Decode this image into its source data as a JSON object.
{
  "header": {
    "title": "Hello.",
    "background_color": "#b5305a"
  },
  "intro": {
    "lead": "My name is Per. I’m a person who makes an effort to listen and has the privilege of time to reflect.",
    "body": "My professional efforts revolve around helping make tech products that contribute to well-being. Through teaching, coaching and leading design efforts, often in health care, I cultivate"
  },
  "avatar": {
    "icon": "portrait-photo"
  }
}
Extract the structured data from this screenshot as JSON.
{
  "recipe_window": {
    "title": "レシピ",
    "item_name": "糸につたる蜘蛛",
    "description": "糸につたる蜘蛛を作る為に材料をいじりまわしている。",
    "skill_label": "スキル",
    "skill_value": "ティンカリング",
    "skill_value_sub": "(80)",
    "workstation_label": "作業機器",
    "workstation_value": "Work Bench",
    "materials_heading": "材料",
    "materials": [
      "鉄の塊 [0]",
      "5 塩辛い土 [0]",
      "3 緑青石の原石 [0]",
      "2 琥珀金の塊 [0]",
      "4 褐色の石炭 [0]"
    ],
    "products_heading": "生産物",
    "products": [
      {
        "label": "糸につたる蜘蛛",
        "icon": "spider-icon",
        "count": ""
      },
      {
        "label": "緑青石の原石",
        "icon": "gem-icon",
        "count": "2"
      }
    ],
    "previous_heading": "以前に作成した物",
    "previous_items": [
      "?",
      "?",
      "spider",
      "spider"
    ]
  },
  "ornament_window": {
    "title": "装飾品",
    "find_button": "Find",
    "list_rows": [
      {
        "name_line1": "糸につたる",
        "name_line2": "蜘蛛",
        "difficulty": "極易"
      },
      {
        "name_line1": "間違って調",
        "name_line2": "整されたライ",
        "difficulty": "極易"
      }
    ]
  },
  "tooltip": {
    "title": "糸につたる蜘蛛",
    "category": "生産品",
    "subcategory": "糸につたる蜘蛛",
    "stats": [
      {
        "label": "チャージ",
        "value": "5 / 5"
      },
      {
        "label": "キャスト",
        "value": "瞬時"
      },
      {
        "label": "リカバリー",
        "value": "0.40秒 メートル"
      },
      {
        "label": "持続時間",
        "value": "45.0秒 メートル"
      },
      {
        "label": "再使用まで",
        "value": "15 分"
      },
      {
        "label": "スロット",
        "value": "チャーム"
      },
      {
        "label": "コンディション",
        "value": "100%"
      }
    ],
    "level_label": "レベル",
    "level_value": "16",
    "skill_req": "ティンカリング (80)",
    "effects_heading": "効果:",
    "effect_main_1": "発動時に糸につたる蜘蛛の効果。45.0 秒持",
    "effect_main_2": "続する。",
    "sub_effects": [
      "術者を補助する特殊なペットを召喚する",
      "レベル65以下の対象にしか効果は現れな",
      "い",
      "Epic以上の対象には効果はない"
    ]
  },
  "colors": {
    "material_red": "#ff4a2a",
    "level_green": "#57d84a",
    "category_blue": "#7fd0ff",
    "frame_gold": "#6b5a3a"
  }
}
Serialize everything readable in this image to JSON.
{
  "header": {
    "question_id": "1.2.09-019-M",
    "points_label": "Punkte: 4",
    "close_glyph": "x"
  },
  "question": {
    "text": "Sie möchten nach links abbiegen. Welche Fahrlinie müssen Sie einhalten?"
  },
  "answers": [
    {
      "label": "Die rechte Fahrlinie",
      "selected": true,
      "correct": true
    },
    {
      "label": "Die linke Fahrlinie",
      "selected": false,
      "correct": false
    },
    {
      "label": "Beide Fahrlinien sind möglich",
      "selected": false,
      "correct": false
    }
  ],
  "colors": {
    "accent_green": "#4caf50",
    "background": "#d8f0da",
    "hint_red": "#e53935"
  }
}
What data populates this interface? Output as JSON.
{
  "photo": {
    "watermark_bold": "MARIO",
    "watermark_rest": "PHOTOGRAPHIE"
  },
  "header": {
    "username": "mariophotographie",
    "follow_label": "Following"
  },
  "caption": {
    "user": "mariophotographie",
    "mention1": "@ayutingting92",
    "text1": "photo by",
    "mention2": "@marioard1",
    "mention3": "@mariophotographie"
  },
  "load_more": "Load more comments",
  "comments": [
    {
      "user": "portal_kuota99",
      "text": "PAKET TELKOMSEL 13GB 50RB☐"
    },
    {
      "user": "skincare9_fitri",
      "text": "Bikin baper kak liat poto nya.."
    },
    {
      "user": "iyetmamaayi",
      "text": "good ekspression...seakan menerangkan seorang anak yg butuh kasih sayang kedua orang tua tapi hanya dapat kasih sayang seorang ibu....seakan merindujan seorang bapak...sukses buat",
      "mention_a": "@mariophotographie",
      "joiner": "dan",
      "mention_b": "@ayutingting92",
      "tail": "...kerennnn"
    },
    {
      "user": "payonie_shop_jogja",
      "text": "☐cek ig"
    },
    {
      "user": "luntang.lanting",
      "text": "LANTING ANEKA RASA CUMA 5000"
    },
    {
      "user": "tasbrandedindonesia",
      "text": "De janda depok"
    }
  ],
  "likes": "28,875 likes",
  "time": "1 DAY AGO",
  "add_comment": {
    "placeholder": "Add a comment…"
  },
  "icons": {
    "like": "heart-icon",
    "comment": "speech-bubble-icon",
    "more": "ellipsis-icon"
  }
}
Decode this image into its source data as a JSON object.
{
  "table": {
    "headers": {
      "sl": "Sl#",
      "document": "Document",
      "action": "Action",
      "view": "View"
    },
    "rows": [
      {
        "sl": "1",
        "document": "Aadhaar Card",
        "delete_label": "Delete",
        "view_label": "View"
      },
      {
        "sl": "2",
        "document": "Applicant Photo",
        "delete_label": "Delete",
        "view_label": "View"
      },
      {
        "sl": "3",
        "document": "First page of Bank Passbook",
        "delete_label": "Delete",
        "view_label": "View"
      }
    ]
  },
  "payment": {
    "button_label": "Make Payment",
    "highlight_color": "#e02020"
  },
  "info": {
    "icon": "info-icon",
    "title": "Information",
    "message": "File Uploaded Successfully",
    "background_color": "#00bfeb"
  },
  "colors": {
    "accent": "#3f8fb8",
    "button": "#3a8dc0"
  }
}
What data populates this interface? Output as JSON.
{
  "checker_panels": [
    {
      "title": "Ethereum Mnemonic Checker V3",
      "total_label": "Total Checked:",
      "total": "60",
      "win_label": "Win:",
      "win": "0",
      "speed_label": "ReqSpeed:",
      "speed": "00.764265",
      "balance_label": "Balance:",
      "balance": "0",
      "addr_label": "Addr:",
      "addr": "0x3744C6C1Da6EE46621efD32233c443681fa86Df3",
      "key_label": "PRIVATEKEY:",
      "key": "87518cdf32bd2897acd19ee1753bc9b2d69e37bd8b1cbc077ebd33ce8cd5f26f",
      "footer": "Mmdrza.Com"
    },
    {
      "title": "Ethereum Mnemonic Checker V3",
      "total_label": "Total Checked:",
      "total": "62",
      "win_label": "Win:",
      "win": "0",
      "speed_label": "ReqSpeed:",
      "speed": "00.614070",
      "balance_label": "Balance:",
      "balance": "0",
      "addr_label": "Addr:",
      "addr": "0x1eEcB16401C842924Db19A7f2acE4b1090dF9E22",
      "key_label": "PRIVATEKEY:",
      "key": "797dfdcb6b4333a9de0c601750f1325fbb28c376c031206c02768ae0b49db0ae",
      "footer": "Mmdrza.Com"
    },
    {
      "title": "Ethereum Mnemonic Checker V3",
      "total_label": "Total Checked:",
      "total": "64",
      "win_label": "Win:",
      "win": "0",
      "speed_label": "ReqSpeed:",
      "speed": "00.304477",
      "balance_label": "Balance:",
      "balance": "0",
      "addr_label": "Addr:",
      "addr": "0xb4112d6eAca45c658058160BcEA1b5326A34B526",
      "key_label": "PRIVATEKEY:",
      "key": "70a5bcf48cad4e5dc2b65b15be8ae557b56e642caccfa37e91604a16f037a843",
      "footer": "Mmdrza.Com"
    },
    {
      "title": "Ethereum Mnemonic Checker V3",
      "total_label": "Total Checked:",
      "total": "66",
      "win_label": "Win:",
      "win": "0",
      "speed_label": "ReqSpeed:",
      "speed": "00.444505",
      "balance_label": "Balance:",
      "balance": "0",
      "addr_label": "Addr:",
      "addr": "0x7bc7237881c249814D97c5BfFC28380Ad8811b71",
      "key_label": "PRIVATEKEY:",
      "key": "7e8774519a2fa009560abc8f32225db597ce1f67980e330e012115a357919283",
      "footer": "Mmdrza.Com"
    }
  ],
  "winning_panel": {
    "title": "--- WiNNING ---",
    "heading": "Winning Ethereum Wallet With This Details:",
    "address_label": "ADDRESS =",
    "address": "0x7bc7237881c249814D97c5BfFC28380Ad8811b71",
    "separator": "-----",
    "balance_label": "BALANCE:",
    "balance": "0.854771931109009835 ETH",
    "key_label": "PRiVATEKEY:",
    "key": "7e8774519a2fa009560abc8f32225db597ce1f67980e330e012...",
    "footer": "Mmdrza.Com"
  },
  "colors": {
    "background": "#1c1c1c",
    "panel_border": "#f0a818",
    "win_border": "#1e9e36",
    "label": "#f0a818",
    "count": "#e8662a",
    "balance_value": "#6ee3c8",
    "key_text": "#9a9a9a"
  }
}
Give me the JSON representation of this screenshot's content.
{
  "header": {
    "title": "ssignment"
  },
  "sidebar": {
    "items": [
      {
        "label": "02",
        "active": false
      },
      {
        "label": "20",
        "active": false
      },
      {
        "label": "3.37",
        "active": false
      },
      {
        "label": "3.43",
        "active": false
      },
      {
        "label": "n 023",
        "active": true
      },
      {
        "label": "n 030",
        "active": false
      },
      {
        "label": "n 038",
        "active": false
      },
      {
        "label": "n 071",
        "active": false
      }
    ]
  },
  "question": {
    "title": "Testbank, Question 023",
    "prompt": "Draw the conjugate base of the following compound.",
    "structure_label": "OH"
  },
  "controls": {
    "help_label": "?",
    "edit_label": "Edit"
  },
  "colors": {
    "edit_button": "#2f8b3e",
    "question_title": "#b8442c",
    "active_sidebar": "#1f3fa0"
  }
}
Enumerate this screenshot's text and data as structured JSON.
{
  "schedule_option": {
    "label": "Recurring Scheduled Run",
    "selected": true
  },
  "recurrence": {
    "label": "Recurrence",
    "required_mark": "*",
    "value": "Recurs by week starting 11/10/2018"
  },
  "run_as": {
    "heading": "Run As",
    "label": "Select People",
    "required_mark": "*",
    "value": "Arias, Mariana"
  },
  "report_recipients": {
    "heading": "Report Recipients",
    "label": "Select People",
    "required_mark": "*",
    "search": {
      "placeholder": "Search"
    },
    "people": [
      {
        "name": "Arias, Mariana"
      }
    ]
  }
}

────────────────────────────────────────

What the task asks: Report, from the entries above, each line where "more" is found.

Response:
  "load_more": "Load more comments",
    "more": "ellipsis-icon"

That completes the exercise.